“The Potter & The Mould” by Robert Street
Superhero games have always been a favourite of mine since I was a kid so I warmed to this one immediately. Although, saying that, none of the heroes or the villains presented here, particularly the title characters, were really that super. The Potter was a remarkably poor supervillain and the Mould’s sole power is to change his body into different shapes. The main character is even worse off. Bearing the unflattering superhero moniker of Handmade, he can only transform his hand into different shapes. As far as competing with comic book superheroes and villains like Spiderman or Doctor Octopus, the Potter, the Mould and Handmade come off as a poor substitute.
You play the part of a helpless bystander, rescued by the Mould from drowning and gifted with a portion of his powers in the process. You assume the name Handmade (not quite the new Magneto or Wolverine unfortunately) and join forces with the Mould to fight crime. (Although what use a guy who can only change his hand into different shapes is going to be in a fight with genuine supervillains is debatable.) You’re joined along the way by a superheroine called Waterfall who can transform her body into water at will and use it to combat crime.
Some of the game is told in flash back, detailing the events which led to Handmade becoming a superhero (the aforementioned drowning) and the death of his parents at the hands of the Potter (the supervillain of the piece), culminating in present day events and eventually heading to the Potter’s lair to do battle with the evil tyrant.
While Handmade himself isn’t much of a superhero, his nifty trick of changing his hand into different items is a nice one and allows for quite a bit of variety in gameplay.

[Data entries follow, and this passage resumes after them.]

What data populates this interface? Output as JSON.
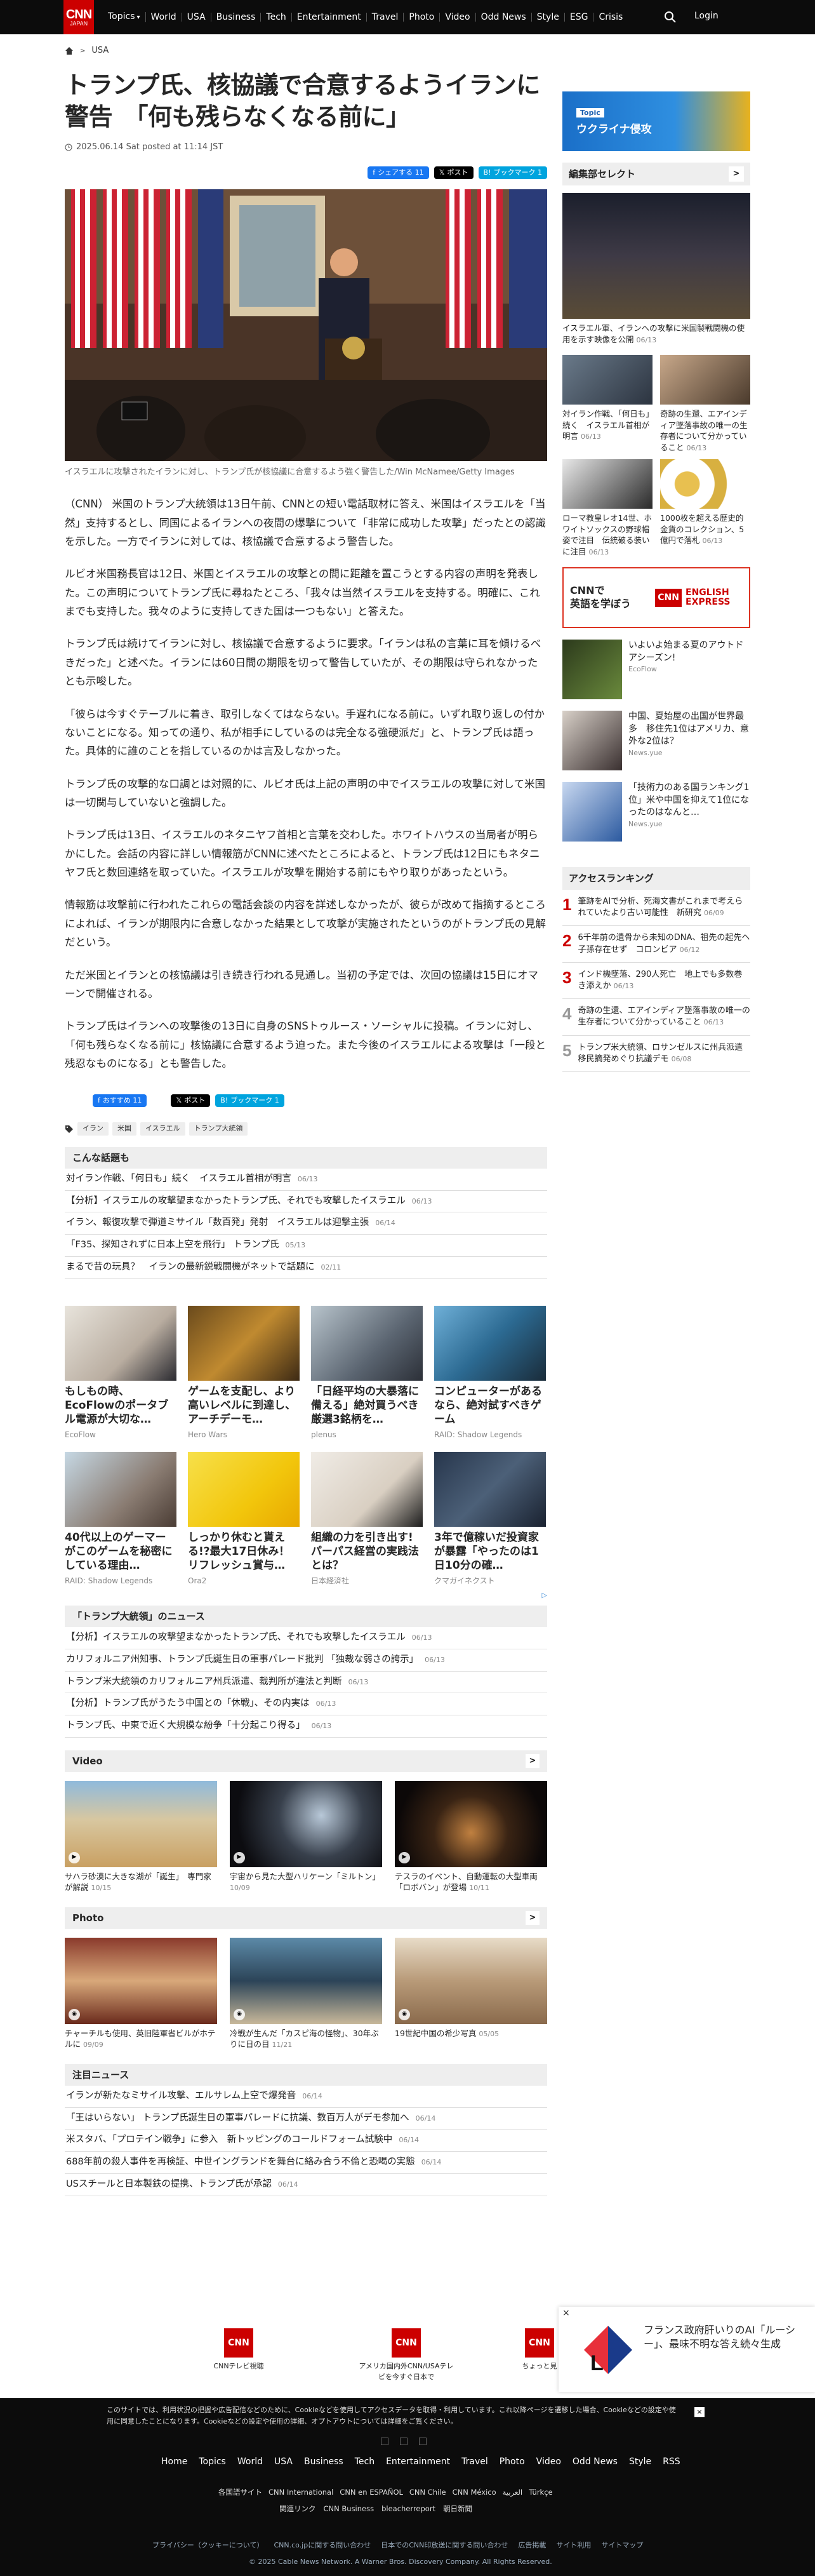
{
  "header": {
    "logo": "CNN",
    "logo_sub": "JAPAN",
    "nav": [
      "Topics",
      "World",
      "USA",
      "Business",
      "Tech",
      "Entertainment",
      "Travel",
      "Photo",
      "Video",
      "Odd News",
      "Style",
      "ESG",
      "Crisis"
    ],
    "login": "Login"
  },
  "breadcrumb": {
    "section": "USA"
  },
  "article": {
    "title": "トランプ氏、核協議で合意するようイランに警告　「何も残らなくなる前に」",
    "date": "2025.06.14 Sat posted at 11:14 JST",
    "share": {
      "fb": "シェアする 11",
      "x": "ポスト",
      "hb": "ブックマーク 1"
    },
    "caption": "イスラエルに攻撃されたイランに対し、トランプ氏が核協議に合意するよう強く警告した/Win McNamee/Getty Images",
    "paragraphs": [
      "（CNN） 米国のトランプ大統領は13日午前、CNNとの短い電話取材に答え、米国はイスラエルを「当然」支持するとし、同国によるイランへの夜間の爆撃について「非常に成功した攻撃」だったとの認識を示した。一方でイランに対しては、核協議で合意するよう警告した。",
      "ルビオ米国務長官は12日、米国とイスラエルの攻撃との間に距離を置こうとする内容の声明を発表した。この声明についてトランプ氏に尋ねたところ、「我々は当然イスラエルを支持する。明確に、これまでも支持した。我々のように支持してきた国は一つもない」と答えた。",
      "トランプ氏は続けてイランに対し、核協議で合意するように要求。「イランは私の言葉に耳を傾けるべきだった」と述べた。イランには60日間の期限を切って警告していたが、その期限は守られなかったとも示唆した。",
      "「彼らは今すぐテーブルに着き、取引しなくてはならない。手遅れになる前に。いずれ取り返しの付かないことになる。知っての通り、私が相手にしているのは完全なる強硬派だ」と、トランプ氏は語った。具体的に誰のことを指しているのかは言及しなかった。",
      "トランプ氏の攻撃的な口調とは対照的に、ルビオ氏は上記の声明の中でイスラエルの攻撃に対して米国は一切関与していないと強調した。",
      "トランプ氏は13日、イスラエルのネタニヤフ首相と言葉を交わした。ホワイトハウスの当局者が明らかにした。会話の内容に詳しい情報筋がCNNに述べたところによると、トランプ氏は12日にもネタニヤフ氏と数回連絡を取っていた。イスラエルが攻撃を開始する前にもやり取りがあったという。",
      "情報筋は攻撃前に行われたこれらの電話会談の内容を詳述しなかったが、彼らが改めて指摘するところによれば、イランが期限内に合意しなかった結果として攻撃が実施されたというのがトランプ氏の見解だという。",
      "ただ米国とイランとの核協議は引き続き行われる見通し。当初の予定では、次回の協議は15日にオマーンで開催される。",
      "トランプ氏はイランへの攻撃後の13日に自身のSNSトゥルース・ソーシャルに投稿。イランに対し、「何も残らなくなる前に」核協議に合意するよう迫った。また今後のイスラエルによる攻撃は「一段と残忍なものになる」とも警告した。"
    ],
    "share2": {
      "fb": "おすすめ 11",
      "x": "ポスト",
      "hb": "ブックマーク 1"
    },
    "tags": [
      "イラン",
      "米国",
      "イスラエル",
      "トランプ大統領"
    ]
  },
  "related": {
    "title": "こんな話題も",
    "items": [
      {
        "t": "対イラン作戦、「何日も」続く　イスラエル首相が明言",
        "d": "06/13"
      },
      {
        "t": "【分析】イスラエルの攻撃望まなかったトランプ氏、それでも攻撃したイスラエル",
        "d": "06/13"
      },
      {
        "t": "イラン、報復攻撃で弾道ミサイル「数百発」発射　イスラエルは迎撃主張",
        "d": "06/14"
      },
      {
        "t": "「F35、探知されずに日本上空を飛行」 トランプ氏",
        "d": "05/13"
      },
      {
        "t": "まるで昔の玩具？　イランの最新鋭戦闘機がネットで話題に",
        "d": "02/11"
      }
    ]
  },
  "ads": [
    {
      "h": "もしもの時、EcoFlowのポータブル電源が大切な…",
      "s": "EcoFlow"
    },
    {
      "h": "ゲームを支配し、より高いレベルに到達し、アーチデーモ…",
      "s": "Hero Wars"
    },
    {
      "h": "「日経平均の大暴落に備える」絶対買うべき厳選3銘柄を…",
      "s": "plenus"
    },
    {
      "h": "コンピューターがあるなら、絶対試すべきゲーム",
      "s": "RAID: Shadow Legends"
    },
    {
      "h": "40代以上のゲーマーがこのゲームを秘密にしている理由…",
      "s": "RAID: Shadow Legends"
    },
    {
      "h": "しっかり休むと貰える!?最大17日休み！リフレッシュ賞与…",
      "s": "Ora2"
    },
    {
      "h": "組織の力を引き出す! パーパス経営の実践法とは？",
      "s": "日本経済社"
    },
    {
      "h": "3年で億稼いだ投資家が暴露「やったのは1日10分の確…",
      "s": "クマガイネクスト"
    }
  ],
  "adchoices": "▷",
  "trump": {
    "title": "「トランプ大統領」のニュース",
    "items": [
      {
        "t": "【分析】イスラエルの攻撃望まなかったトランプ氏、それでも攻撃したイスラエル",
        "d": "06/13"
      },
      {
        "t": "カリフォルニア州知事、トランプ氏誕生日の軍事パレード批判 「独裁な弱さの誇示」",
        "d": "06/13"
      },
      {
        "t": "トランプ米大統領のカリフォルニア州兵派遣、裁判所が違法と判断",
        "d": "06/13"
      },
      {
        "t": "【分析】トランプ氏がうたう中国との「休戦」、その内実は",
        "d": "06/13"
      },
      {
        "t": "トランプ氏、中東で近く大規模な紛争「十分起こり得る」",
        "d": "06/13"
      }
    ]
  },
  "video": {
    "title": "Video",
    "items": [
      {
        "c": "サハラ砂漠に大きな湖が「誕生」　専門家が解説",
        "d": "10/15"
      },
      {
        "c": "宇宙から見た大型ハリケーン「ミルトン」",
        "d": "10/09"
      },
      {
        "c": "テスラのイベント、自動運転の大型車両「ロボバン」が登場",
        "d": "10/11"
      }
    ]
  },
  "photo": {
    "title": "Photo",
    "items": [
      {
        "c": "チャーチルも使用、英旧陸軍省ビルがホテルに",
        "d": "09/09"
      },
      {
        "c": "冷戦が生んだ「カスピ海の怪物」、30年ぶりに日の目",
        "d": "11/21"
      },
      {
        "c": "19世紀中国の希少写真",
        "d": "05/05"
      }
    ]
  },
  "notice": {
    "title": "注目ニュース",
    "items": [
      {
        "t": "イランが新たなミサイル攻撃、エルサレム上空で爆発音",
        "d": "06/14"
      },
      {
        "t": "「王はいらない」 トランプ氏誕生日の軍事パレードに抗議、数百万人がデモ参加へ",
        "d": "06/14"
      },
      {
        "t": "米スタバ、「プロテイン戦争」に参入　新トッピングのコールドフォーム試験中",
        "d": "06/14"
      },
      {
        "t": "688年前の殺人事件を再検証、中世イングランドを舞台に絡み合う不倫と恐喝の実態",
        "d": "06/14"
      },
      {
        "t": "USスチールと日本製鉄の提携、トランプ氏が承認",
        "d": "06/14"
      }
    ]
  },
  "apps": {
    "a1": "CNNテレビ視聴",
    "a2": "アメリカ国内外CNN/USAテレビを今すぐ日本で",
    "a3": "ちょっと見"
  },
  "floatad": {
    "text": "フランス政府肝いりのAI「ルーシー」、最味不明な答え続々生成",
    "close": "×"
  },
  "sidebar": {
    "promo": {
      "tag": "Topic",
      "text": "ウクライナ侵攻"
    },
    "editor": {
      "title": "編集部セレクト",
      "main": {
        "c": "イスラエル軍、イランへの攻撃に米国製戦闘機の使用を示す映像を公開",
        "d": "06/13"
      },
      "items": [
        {
          "c": "対イラン作戦、「何日も」続く　イスラエル首相が明言",
          "d": "06/13"
        },
        {
          "c": "奇跡の生還、エアインディア墜落事故の唯一の生存者について分かっていること",
          "d": "06/13"
        },
        {
          "c": "ローマ教皇レオ14世、ホワイトソックスの野球帽姿で注目　伝統破る装いに注目",
          "d": "06/13"
        },
        {
          "c": "1000枚を超える歴史的金貨のコレクション、5億円で落札",
          "d": "06/13"
        }
      ]
    },
    "cnnbanner": {
      "left1": "CNNで",
      "left2": "英語を学ぼう",
      "right1": "CNN",
      "right2": "ENGLISH EXPRESS"
    },
    "sponsored": [
      {
        "t": "いよいよ始まる夏のアウトドアシーズン!",
        "d": "EcoFlow"
      },
      {
        "t": "中国、夏始屋の出国が世界最多　移住先1位はアメリカ、意外な2位は？",
        "d": "News.yue"
      },
      {
        "t": "「技術力のある国ランキング1位」米や中国を抑えて1位になったのはなんと…",
        "d": "News.yue"
      }
    ],
    "ranking": {
      "title": "アクセスランキング",
      "items": [
        {
          "n": "1",
          "t": "筆跡をAIで分析、死海文書がこれまで考えられていたより古い可能性　新研究",
          "d": "06/09"
        },
        {
          "n": "2",
          "t": "6千年前の遺骨から未知のDNA、祖先の起先ヘ子孫存在せず　コロンビア",
          "d": "06/12"
        },
        {
          "n": "3",
          "t": "インド機墜落、290人死亡　地上でも多数巻き添えか",
          "d": "06/13"
        },
        {
          "n": "4",
          "t": "奇跡の生還、エアインディア墜落事故の唯一の生存者について分かっていること",
          "d": "06/13"
        },
        {
          "n": "5",
          "t": "トランプ米大統領、ロサンゼルスに州兵派遣　移民摘発めぐり抗議デモ",
          "d": "06/08"
        }
      ]
    }
  },
  "footer": {
    "cookie": "このサイトでは、利用状況の把握や広告配信などのために、Cookieなどを使用してアクセスデータを取得・利用しています。これ以降ページを遷移した場合、Cookieなどの設定や使用に同意したことになります。Cookieなどの設定や使用の詳細、オプトアウトについては詳細をご覧ください。",
    "close": "×",
    "nav": [
      "Home",
      "Topics",
      "World",
      "USA",
      "Business",
      "Tech",
      "Entertainment",
      "Travel",
      "Photo",
      "Video",
      "Odd News",
      "Style",
      "RSS"
    ],
    "nav2": [
      "各国語サイト",
      "CNN International",
      "CNN en ESPAÑOL",
      "CNN Chile",
      "CNN México",
      "العربية",
      "Türkçe"
    ],
    "nav3": [
      "関連リンク",
      "CNN Business",
      "bleacherreport",
      "朝日新聞"
    ],
    "nav4": [
      "プライバシー（クッキーについて）",
      "CNN.co.jpに関する問い合わせ",
      "日本でのCNN印放送に関する問い合わせ",
      "広告掲載",
      "サイト利用",
      "サイトマップ"
    ],
    "copy": "© 2025 Cable News Network. A Warner Bros. Discovery Company. All Rights Reserved."
  }
}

Type MOULD and you’re offered a choice of things you might like to mould your hand into. While I’d have preferred a choice to mould my hand into anything I felt like (a machine gun would have been useful in some of the situations), there’s a fair bit of choice on offer, sometimes you’ll even find yourself with several possibilities for mould shapes, all of which seem equally viable at the time.
Difficulty-wise, The Potter & The Mould is a fairly straightforward game with a few puzzles scattered along the way, but little that should stop people in their tracks for any length of time. There’s only one bit I had trouble with - a fight with a shape-shifting imp - that took a while to get past due to the random nature of the imp’s attacks. Just as you can change a part of your body into different weapons during the fight, so can the imp (or its whole body actually), thus getting the better of it is often a case of bashing in one command after another and hoping something works. On the plus side, the imp’s attacks seem to cause me precious little damage so the fight itself wasn’t life-threatening, just a lengthy one to get past.
My main criticism of the game, aside from the weakness of the superhero and -villain characters, was that for the most part, Handmade never really gets to perform much in the way of superhero actions. His one power isn’t up to much and most of the time he seems to make his way through the game doing little more than the average guy in the street could do. Even when fighting a couple of supervillains attacking a mall, he defeats them by more mundane means and seldom has to use his powers. For that matter, use of the items you can mould you hand into is sometimes buggy. During the fight with the supervillains at the mall, I was given the option of moulding my hand into a number of weapons, a bat and a whip being two of them, yet trying to hit my enemies with these items never got me anywhere.
The only other negative aspect of the game was that it was a little too linear for my liking. I would have preferred to explore a bit and maybe work my way through the various aspects that make up the game. Still, there’s a fair amount of freedom in the areas you can explore so it’s hard to claim the game is too linear.
Overall I liked this game and rated it as my favourite in the Spring Thing 2006. I’d look forward to a similar one but, preferably with a superhero who is really super.
7 out of 10